Stored data entries
════════════════
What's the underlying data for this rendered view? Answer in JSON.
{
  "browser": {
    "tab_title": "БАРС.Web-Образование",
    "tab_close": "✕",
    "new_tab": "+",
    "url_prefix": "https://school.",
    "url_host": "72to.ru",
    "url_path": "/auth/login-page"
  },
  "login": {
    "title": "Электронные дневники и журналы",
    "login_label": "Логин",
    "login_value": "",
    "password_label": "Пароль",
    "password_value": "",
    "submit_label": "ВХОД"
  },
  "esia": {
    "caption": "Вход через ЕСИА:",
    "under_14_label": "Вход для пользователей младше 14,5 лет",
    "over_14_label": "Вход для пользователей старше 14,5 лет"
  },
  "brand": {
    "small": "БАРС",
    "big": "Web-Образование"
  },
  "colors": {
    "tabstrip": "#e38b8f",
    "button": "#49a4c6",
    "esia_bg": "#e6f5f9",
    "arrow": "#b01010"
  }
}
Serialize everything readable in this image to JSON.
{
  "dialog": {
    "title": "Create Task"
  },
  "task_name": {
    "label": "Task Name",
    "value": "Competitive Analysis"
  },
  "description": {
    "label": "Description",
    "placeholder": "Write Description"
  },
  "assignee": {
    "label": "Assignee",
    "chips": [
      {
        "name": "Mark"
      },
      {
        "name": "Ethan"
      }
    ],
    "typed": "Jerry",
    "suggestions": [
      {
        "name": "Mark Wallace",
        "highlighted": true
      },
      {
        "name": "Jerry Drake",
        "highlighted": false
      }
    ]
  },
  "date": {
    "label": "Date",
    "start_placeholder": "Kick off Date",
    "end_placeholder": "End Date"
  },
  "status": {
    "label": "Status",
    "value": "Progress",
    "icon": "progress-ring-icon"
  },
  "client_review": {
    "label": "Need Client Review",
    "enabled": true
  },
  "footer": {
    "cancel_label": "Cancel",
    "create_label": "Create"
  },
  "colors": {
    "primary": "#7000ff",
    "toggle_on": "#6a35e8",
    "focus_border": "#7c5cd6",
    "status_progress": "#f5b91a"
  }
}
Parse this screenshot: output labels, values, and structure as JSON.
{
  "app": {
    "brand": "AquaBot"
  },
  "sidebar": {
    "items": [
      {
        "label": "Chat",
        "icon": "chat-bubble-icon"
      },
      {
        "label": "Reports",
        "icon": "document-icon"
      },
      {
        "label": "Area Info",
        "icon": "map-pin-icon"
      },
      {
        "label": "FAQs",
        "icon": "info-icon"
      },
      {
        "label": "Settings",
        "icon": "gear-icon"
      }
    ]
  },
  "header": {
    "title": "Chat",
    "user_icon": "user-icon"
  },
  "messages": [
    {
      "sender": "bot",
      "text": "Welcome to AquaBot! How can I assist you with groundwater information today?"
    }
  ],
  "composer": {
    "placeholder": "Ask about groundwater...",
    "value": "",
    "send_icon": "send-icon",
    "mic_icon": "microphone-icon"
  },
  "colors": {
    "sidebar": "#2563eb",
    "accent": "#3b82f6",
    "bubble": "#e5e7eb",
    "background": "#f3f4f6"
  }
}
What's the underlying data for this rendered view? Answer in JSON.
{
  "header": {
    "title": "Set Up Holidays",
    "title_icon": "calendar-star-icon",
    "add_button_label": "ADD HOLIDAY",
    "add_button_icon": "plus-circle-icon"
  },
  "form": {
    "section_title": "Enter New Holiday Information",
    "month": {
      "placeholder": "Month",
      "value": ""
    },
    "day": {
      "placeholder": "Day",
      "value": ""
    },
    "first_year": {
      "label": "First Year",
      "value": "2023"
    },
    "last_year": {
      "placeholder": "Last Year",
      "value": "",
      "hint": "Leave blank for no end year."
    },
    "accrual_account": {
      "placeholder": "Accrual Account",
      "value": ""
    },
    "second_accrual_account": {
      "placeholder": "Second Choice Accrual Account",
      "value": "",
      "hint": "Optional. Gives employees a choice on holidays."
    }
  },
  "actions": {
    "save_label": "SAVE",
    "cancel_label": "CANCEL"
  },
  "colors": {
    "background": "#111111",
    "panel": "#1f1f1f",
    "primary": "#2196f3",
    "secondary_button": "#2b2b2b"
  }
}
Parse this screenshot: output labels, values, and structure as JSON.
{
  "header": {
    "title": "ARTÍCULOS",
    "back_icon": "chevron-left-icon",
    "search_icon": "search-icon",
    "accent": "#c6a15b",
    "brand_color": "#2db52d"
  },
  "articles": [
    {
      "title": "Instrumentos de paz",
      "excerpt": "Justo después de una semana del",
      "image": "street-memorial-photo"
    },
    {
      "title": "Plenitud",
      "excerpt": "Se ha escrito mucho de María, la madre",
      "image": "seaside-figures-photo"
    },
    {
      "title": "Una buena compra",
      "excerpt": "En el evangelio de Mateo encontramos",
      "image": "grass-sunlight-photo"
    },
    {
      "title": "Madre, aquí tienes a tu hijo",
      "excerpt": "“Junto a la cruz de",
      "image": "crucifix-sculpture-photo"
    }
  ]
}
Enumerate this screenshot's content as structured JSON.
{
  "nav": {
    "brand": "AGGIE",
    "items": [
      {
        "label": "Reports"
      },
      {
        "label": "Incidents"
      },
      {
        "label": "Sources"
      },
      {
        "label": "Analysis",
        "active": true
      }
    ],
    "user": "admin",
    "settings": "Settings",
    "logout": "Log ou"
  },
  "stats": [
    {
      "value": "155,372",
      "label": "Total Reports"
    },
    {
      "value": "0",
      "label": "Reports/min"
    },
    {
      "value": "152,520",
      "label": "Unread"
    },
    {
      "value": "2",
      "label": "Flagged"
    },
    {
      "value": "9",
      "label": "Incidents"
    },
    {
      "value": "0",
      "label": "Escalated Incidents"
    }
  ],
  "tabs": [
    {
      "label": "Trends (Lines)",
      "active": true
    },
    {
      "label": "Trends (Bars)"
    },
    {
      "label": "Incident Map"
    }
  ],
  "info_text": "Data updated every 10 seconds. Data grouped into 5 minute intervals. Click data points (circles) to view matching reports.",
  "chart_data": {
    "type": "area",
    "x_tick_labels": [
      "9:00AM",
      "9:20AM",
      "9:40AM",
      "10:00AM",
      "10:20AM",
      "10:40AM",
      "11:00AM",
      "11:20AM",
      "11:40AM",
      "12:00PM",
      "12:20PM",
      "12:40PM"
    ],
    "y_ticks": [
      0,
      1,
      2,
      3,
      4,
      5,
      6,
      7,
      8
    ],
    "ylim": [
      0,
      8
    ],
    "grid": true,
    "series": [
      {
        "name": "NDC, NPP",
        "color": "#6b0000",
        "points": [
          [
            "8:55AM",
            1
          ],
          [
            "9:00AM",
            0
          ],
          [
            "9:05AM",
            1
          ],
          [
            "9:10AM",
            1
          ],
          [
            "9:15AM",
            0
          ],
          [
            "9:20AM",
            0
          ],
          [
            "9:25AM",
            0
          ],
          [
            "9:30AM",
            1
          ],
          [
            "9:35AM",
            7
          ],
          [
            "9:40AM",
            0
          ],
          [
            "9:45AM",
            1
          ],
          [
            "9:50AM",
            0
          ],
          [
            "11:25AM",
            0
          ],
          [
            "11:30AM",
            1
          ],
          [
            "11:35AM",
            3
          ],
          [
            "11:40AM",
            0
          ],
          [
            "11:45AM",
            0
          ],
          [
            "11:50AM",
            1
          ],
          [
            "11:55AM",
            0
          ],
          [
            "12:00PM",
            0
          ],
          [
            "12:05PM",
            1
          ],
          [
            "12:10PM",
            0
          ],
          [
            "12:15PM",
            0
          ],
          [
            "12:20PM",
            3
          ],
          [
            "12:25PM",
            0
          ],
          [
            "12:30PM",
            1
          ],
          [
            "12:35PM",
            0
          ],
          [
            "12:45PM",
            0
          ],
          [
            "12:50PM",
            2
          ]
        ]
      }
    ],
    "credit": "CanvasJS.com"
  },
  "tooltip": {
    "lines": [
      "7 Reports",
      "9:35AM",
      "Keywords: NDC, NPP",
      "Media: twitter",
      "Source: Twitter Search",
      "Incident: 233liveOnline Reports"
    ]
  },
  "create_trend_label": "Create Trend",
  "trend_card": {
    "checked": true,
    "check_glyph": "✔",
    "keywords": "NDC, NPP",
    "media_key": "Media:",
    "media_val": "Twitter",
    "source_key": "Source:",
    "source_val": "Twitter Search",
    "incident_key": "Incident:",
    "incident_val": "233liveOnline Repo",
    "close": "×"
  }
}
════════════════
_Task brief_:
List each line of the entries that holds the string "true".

_Worked solution_:
        "highlighted": true
    "enabled": true
        "active": true
      "active": true
    "grid": true,
    "checked": true,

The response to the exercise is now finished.